Guangxi is also home to new high-tech development zones aimed at attracting investors in the logistics, bio-engineering, IT, electronic components and shipping industries. The Nanning-Guizhou-Kunming Economic Belt and the Beibu Gulf Economic Zone are being constructed and efforts are being taken to enhance the cooperation with Taiwan and other areas in and outside of Guangxi. At present, over 3,000 companies have settled into Guangxi’s 37 industrial parks, including China Petroleum, SDIC Power Holdings, Sinar Mas Group of Indonesia, Noble Group of Singapore, China National Cereals, Oils and Foodstuffs Corporation (COFCO) and Coca-Cola.

The High-Tech Industrial Development Zones of Nanning, Liuzhou, Qinzhou, Guilin, and Yuchai all created an industrial output value over RMB 10 billion in 2011. In addition to industrial output value, the development zones are a key source of jobs in the province. The province’s industrial zones have been developing their industrial cluster according to the area characteristics. For example, the coastal areas of Qinzhou, Beihai and Fangcheng are now focused on petrochemicals, power plants, manganese steel, sugar, and high-tech products.

Efforts have been made by the local government to increase both foreign- and domestic investment in the region. Global companies like Toyota, General Motors, NEC and IBM have all made investments in Guangxi. Many large enterprises have established regional headquarters in the city since July 2010 (when incentives were introduced to encourage doing so), including the brewer, Tsingtao, and household appliance maker, Haier.

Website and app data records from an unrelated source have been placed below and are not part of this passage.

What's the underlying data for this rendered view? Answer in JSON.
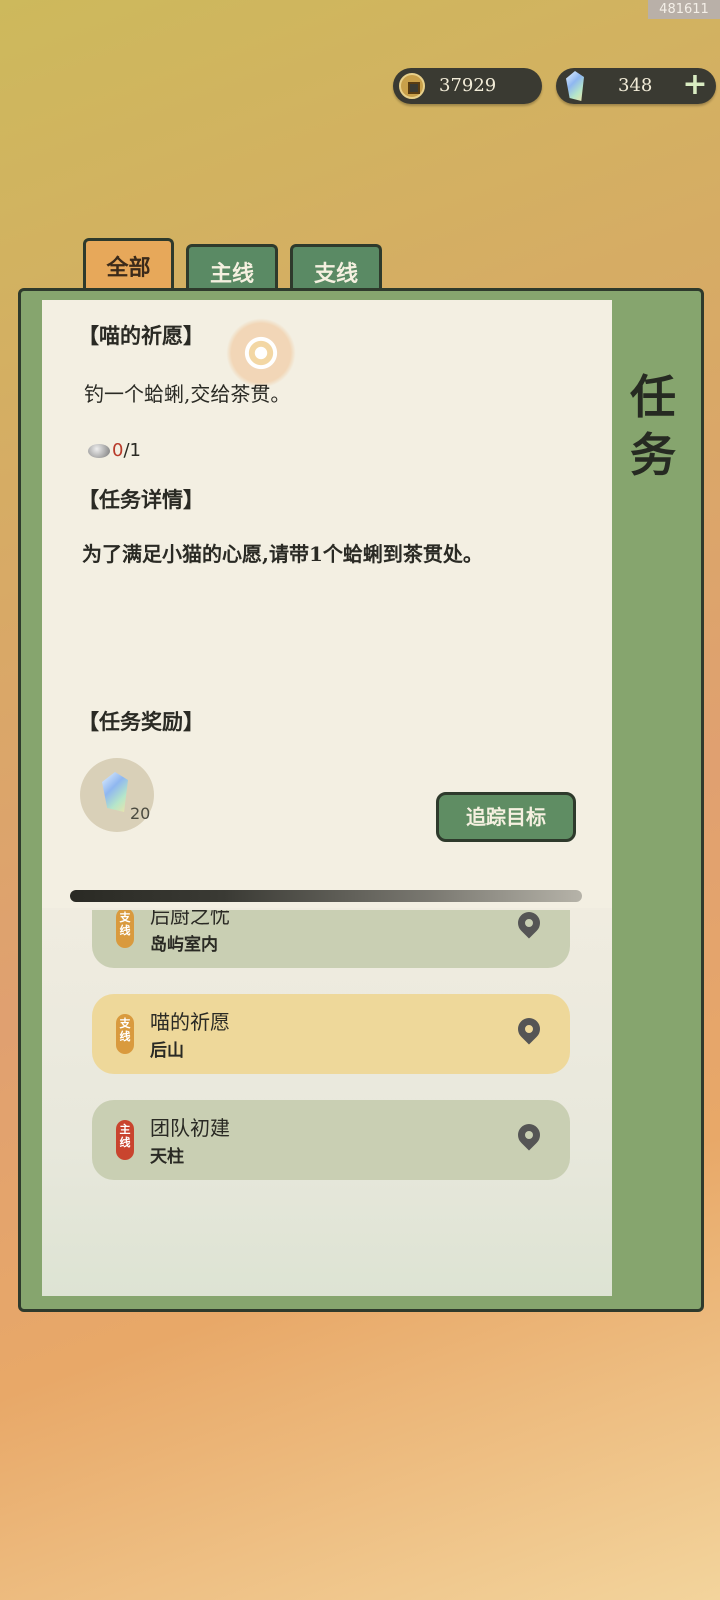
{
  "watermark": "481611",
  "currency": {
    "coins": "37929",
    "gems": "348",
    "coin_icon": "coin-icon",
    "gem_icon": "gem-icon"
  },
  "tabs": [
    {
      "label": "全部",
      "active": true
    },
    {
      "label": "主线",
      "active": false
    },
    {
      "label": "支线",
      "active": false
    }
  ],
  "side_title": {
    "line1": "任",
    "line2": "务"
  },
  "quest": {
    "title": "【喵的祈愿】",
    "objective": "钓一个蛤蜊,交给茶贯。",
    "progress_current": "0",
    "progress_total": "/1",
    "details_heading": "【任务详情】",
    "details_text": "为了满足小猫的心愿,请带1个蛤蜊到茶贯处。",
    "reward_heading": "【任务奖励】",
    "reward_count": "20",
    "track_button": "追踪目标"
  },
  "quest_list": [
    {
      "tag": "支线",
      "name": "后厨之忧",
      "location": "岛屿室内",
      "style": "grey",
      "tag_type": "side"
    },
    {
      "tag": "支线",
      "name": "喵的祈愿",
      "location": "后山",
      "style": "gold",
      "tag_type": "side"
    },
    {
      "tag": "主线",
      "name": "团队初建",
      "location": "天柱",
      "style": "grey",
      "tag_type": "main"
    }
  ],
  "colors": {
    "frame_green": "#86a56e",
    "tab_active": "#e7a85a",
    "button_green": "#5f8d63",
    "progress_red": "#b83a2a"
  }
}
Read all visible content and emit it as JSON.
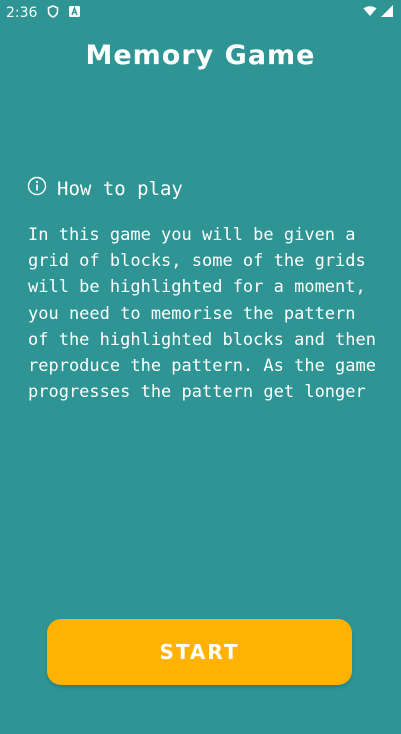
{
  "status_bar": {
    "time": "2:36",
    "icons": [
      "shield-icon",
      "a-badge-icon",
      "wifi-icon",
      "signal-icon"
    ]
  },
  "header": {
    "title": "Memory Game"
  },
  "section": {
    "icon": "info-icon",
    "heading": "How to play",
    "body": "In this game you will be given a grid of blocks, some of the grids will be highlighted for a moment, you need to memorise the pattern of the highlighted blocks and then reproduce the pattern. As the game progresses the pattern get longer"
  },
  "actions": {
    "start_label": "START"
  },
  "colors": {
    "background": "#2e9494",
    "accent": "#ffb300",
    "text": "#ffffff"
  }
}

As part of the China-ASEAN framework, the Pan-Beibu Gulf Economic Cooperation Zone comprises the Guangxi Zhuang autonomous region, Guangdong and Hainan provinces, Vietnam, Malaysia, Singapore, Indonesia, the Philippines and Brunei.



Guangxi’s airports include: Nanning Wuwei, Guilin Lianghe, Beihai Fucheng, Liuzhou Baihe, and the much smaller Baise Tianyang and Quzhou Cheung Chau Island.


Guangxi’s railway network, which has long lagged behind that of neighboring provinces, is currently being developed and expanded. The province plans to spend RMB 300 billion on the construction of the railway between 2011 and 2015.

One key example of this is related to the development of trade with ASEAN countries. Guangxi plans to accelerate the construction of a high-speed railway from Nanning to Singapore via Vietnam in preparation for the Nanning-Singapore Economic Corridor.

The first step of this is a railway segment between Nanningand Pingxiang, a city near China’s border with Vietnam. The Corridor is planned to encompass Hanoi in Vietnam, Vientiane in Laos, Phnom Penh in Cambodia, Bangkok in Thailand, Kuala Lumpur in Malaysia, and Singapore.

Ports and Waterways

Guangxi’s main port is at Beibuwan (Gulf of Tonkin), which lies off the coast of northeastern Vietnam and has an annual goods throughput approximately that of Guangdong’s Zhanjiang and Fujian’s Xiamen (119 million tons). The province plans to raise the capacity of the port to over 330 million tons by the end of 2015, according to Guangxi’s development plan and Xinhua News Agency. In 2011, it invested heavily in terminal and navigation channel projects with the goal of turning the port into a hub for ASEAN trade.

Provinces Under Consulate